We’re at pains to stress that these are questions. Not statements.
But back to the original question…
Is it necessary to take a food photography course in order to become a food photographer?
As we’ve already seen, the answer to this question is clearly “no”. Because back in the day there was no such thing as a food photography course, and yet there were many professional food photographers all the same.
Perhaps we should be asking a different question then?
For Someone Considering Becoming a Food Photographer, would it be Beneficial to Take a Food Photography Course?
Yes, if they don’t have prior experience of photography, then it would absolutely be of benefit.
But then again, it would likely be advantageous for such a person to take any kind of photography course, right? And this is really the crux of the matter: taking a general photography course can be a great way to start a photography career. Any kind of photography career. Including one in food photography.
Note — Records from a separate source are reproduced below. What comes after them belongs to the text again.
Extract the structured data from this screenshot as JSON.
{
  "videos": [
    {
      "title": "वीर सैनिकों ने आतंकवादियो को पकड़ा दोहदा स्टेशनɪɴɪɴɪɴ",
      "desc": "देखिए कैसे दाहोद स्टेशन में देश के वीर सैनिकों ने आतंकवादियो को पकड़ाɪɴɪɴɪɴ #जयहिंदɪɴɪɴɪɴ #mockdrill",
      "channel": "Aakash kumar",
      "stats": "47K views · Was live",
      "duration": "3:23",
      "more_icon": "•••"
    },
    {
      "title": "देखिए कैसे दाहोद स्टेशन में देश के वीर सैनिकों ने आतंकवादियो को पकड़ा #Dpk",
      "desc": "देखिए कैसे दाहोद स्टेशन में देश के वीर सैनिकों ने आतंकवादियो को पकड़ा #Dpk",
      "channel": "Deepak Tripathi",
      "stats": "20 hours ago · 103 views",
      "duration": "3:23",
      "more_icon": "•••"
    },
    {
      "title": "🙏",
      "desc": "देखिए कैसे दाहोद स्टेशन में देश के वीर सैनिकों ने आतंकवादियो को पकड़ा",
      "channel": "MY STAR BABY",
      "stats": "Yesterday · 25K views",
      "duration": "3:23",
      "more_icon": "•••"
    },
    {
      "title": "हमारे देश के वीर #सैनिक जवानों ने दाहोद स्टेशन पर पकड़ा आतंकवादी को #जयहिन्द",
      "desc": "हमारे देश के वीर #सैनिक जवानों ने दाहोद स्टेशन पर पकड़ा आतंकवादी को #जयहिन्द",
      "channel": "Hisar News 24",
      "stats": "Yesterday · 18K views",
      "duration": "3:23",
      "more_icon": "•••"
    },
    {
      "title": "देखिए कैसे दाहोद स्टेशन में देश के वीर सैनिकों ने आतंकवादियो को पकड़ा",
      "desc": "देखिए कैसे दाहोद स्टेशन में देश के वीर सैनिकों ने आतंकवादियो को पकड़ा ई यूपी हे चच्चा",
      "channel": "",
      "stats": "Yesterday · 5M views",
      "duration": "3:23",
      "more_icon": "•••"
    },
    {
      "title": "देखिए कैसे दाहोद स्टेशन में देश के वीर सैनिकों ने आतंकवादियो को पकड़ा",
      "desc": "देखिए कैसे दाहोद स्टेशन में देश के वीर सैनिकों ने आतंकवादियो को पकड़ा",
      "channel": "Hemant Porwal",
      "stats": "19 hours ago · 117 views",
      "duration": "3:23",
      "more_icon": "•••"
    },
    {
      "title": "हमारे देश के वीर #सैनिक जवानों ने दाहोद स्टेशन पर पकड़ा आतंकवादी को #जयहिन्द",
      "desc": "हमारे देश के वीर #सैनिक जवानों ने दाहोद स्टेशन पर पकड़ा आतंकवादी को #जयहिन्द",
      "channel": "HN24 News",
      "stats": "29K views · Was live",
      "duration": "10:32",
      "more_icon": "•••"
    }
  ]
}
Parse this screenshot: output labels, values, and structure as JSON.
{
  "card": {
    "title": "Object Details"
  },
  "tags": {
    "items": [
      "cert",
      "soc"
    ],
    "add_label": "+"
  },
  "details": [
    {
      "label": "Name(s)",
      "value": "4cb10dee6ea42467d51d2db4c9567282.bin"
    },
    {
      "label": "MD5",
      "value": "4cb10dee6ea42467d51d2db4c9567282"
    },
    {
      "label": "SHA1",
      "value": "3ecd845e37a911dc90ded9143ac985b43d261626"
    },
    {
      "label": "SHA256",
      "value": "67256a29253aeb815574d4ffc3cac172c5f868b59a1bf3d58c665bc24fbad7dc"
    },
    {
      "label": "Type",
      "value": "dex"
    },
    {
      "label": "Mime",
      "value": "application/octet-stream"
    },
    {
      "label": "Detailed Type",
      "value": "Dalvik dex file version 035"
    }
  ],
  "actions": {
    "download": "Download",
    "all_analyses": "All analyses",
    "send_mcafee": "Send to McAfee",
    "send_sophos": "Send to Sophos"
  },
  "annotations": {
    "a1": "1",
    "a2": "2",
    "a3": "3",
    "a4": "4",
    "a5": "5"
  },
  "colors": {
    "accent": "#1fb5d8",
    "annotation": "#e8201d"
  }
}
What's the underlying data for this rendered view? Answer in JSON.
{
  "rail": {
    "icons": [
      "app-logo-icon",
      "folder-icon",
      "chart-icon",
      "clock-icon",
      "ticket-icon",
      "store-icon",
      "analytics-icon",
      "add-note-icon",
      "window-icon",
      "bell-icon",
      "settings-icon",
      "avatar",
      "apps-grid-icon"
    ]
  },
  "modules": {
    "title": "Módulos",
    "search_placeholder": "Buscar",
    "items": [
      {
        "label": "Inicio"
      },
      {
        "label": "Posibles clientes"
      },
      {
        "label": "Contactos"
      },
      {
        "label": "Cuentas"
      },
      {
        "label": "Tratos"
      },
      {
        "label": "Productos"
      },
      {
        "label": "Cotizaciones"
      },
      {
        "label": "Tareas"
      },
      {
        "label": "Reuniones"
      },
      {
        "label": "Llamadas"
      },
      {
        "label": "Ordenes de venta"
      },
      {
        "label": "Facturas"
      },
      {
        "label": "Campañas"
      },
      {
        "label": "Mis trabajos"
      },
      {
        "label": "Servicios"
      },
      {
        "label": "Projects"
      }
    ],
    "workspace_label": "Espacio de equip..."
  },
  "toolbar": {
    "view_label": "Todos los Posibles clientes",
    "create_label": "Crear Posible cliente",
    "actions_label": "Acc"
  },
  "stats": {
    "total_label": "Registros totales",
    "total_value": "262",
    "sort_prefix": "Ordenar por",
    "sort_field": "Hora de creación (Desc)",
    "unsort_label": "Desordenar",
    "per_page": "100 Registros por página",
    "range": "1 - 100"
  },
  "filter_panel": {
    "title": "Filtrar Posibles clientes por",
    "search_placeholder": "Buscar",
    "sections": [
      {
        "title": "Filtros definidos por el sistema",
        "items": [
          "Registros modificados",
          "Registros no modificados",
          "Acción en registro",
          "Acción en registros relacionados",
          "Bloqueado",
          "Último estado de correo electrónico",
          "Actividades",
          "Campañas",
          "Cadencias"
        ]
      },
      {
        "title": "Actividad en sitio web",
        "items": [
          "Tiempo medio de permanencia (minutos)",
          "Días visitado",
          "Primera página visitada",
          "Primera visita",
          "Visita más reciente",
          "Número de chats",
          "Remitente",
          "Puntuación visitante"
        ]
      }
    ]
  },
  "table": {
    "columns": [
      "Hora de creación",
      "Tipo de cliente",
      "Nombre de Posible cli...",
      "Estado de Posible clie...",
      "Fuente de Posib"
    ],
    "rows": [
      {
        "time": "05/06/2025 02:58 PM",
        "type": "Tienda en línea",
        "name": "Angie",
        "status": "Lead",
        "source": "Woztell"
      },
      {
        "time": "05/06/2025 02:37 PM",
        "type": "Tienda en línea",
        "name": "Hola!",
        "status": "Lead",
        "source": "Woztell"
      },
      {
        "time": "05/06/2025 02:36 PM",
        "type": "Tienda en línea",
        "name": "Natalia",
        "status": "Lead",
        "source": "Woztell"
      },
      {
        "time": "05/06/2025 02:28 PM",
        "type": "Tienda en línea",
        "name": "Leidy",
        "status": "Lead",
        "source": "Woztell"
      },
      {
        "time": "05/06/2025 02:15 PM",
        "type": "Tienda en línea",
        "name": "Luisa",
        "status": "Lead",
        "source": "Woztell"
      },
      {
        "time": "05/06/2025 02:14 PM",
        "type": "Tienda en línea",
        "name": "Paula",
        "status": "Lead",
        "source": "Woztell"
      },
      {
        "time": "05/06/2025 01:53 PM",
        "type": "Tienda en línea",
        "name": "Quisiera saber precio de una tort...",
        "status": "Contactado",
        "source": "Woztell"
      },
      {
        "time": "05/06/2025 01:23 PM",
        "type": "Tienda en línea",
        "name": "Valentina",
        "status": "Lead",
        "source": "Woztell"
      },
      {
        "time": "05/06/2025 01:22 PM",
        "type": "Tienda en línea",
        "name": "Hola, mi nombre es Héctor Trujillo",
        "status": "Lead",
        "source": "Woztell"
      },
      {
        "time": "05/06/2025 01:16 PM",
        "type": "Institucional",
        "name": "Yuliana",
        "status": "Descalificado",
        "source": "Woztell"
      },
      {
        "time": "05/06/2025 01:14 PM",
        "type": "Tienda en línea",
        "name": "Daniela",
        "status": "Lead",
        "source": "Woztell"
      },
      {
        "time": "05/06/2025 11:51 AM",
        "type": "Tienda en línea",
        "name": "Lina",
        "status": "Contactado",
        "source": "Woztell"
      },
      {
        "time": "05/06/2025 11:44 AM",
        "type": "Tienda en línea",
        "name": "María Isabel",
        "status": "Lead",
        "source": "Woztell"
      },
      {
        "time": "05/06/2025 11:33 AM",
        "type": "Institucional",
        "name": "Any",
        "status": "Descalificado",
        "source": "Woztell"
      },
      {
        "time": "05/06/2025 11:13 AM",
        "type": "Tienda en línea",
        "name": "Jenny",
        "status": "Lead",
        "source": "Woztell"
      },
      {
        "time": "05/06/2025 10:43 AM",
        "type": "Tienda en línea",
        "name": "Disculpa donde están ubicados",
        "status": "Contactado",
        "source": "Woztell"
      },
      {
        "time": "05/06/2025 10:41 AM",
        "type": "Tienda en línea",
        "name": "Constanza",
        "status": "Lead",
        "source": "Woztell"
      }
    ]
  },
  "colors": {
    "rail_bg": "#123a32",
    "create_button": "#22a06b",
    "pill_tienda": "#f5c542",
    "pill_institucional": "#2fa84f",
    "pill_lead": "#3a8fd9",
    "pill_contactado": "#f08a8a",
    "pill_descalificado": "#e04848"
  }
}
A general course in photography (at least a good one) will give you the technical and creative skills necessary to begin shooting any style of photography you want. Does it need to be a course in food photography if you want to become a professional food photographer? No.
In fact, even if you were to take a specialized food photography course, most of the real learning will only begin once you graduate and start working professionally. As in fact would be the case with any other specialized photography course (fashion, documentary, duck-faced selfies). This is because photography is something you primarily learn by doing. And nothing will teach you the really important lessons like doing photography under pressure for a paying client.
So, yes, studying photography can be a good way to start, and will likely put you a couple of years ahead of those who don’t study. But the fact is that many of the best food photographers are self-taught.
In fact, scratch that, many of the best photographers period are self taught.
So, no, you certainly don’t need to do a photography course in order to become a food photographer. But it would undoubtedly help.
Who knows if you’ll want to work in this field all your life though? Perhaps after a little while you’ll feel like switching over to another more stimulating photographic genre? Maybe your true calling in life is photographing gruesome crime scenes? Or tourist donkey rides at the beach? At which point all those classes on the more intricate details of photographing liquids might start to look like a waste of time.
Better to get yourself some good general photographic knowledge, and then in the future you can do whatever you want. Including becoming a food photographer. If you really feel you need some specific food photography pointers, do a short workshop or two with your favorite food photographer. But only once you’ve got the basic technical skills under your belt.
Have any readers done a food photography course? What were your experiences? How are the donkey rides going?